I pulled into traffic and was immediately stricken with fear. What was I doing behind the wheel of this monstrosity? It wasn’t, as Chevrolet says, like a rock — it was more like the Rockies. Two and a half tons of pure terror, powered by all the cylinders, torque, horses or whatever necessary to make driving it seem effortless.
I still can’t understand how something that huge could feel like it was simply gliding along. Its acceleration was phenomenal — instant reaction to the slightest tap on the pedal. Power steering meant I could turn it with my pinky if I wanted to. (I didn’t.)
Something that big shouldn’t be easy to drive; it should take Herculean effort to wrestle it into submission, so the driver never forgets just how much damage potential is at their command. Big trucks should be sluggish, so people have time to get out of their way. This thing was dangerously easy to put wherever I wanted it to go — and, a couple of times, where I didn’t want it to go.
But I made it home with no physical — and minimal emotional — damage. It barely fit in my driveway, where I snapped a pic with my phone and sent it to Kim, so as not to scare her when she pulled in late last night.
When I took it downtown to pick up the boys, I realized the lanes are narrower there, and I couldn’t see my boundaries. Normally, I keep my car where I can see the yellow line beyond the left corner of the hood, and the white line beyond the right. Looking out my windshield, all I could see was a big, white horizon.

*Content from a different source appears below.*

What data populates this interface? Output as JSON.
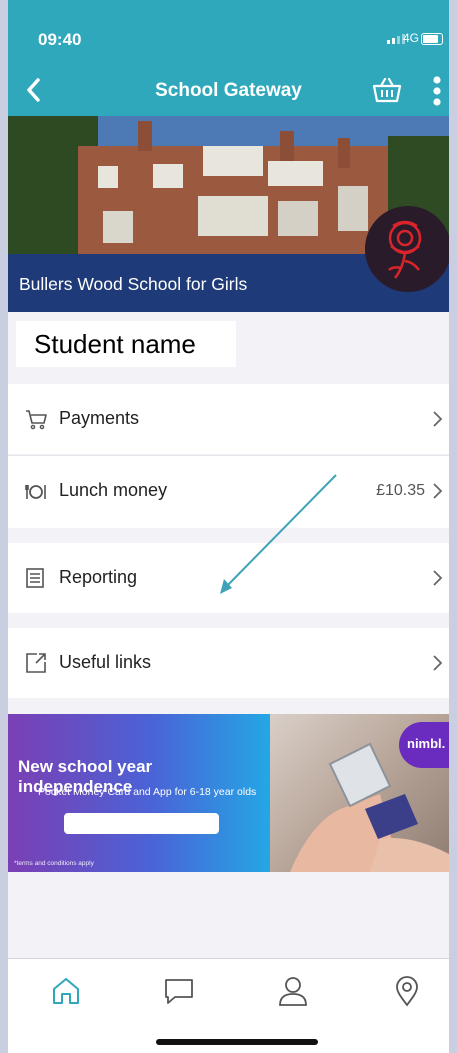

But that’s okay, because oncoming drivers seemed more than willing to get out of my way.
I was tempted to pull into one of the many construction sites downtown — all it would have taken was a pair of work boots and a walkie talkie, and no one would have dared to question me. I could have jumped down and started barking out orders to the first adult farmboy I saw, delighting in the confusion I caused by using words like “eschew” and “eponymous.”
I shook the temptation away, pulled up to the museum, and straddled a parking space. As I got out, I couldn’t help smirking at some of the smaller vehicles around me. I think one of them exhausted itself in fear. For a split second, I understood why the farmboys had always acted so cocky. Yep, I was gonna have to get rid of this thing before it consumed me.
But first, I wanted to see Christopher’s and Matthew’s reactions. I think they were along the lines of, “Whoa!” and “Sweet!” There might have been an “Oh, snap!” somewhere in there, as well.
I was a little ashamed, because my sons weren’t the least bit intimidated by this thing that scared me to death. The handles were higher than Matthew’s head, but he insisted on trying to open his door and climb up without a boost. (I stood close by, ready to catch him.)
They enjoyed the cruise home, especially because, unlike the previous night, we had air-conditioning. I felt a little bad about using it, considering this truck probably consumes ozone by the square mile. But I got over my guilt, and again wondered if this thing was capable of possessing my soul.
No worries, though — I was able to return it this afternoon without remorse. Not that I have my car back, but Kim is home now and I work from home tomorrow, so there’s no need to rent that beast for another night.
I’m seriously relieved to be shed of it, too. God knows how it might have called to me if I’d kept it in the driveway for another night.
After all, power corrupts. And absolute power corrupts…like a rock.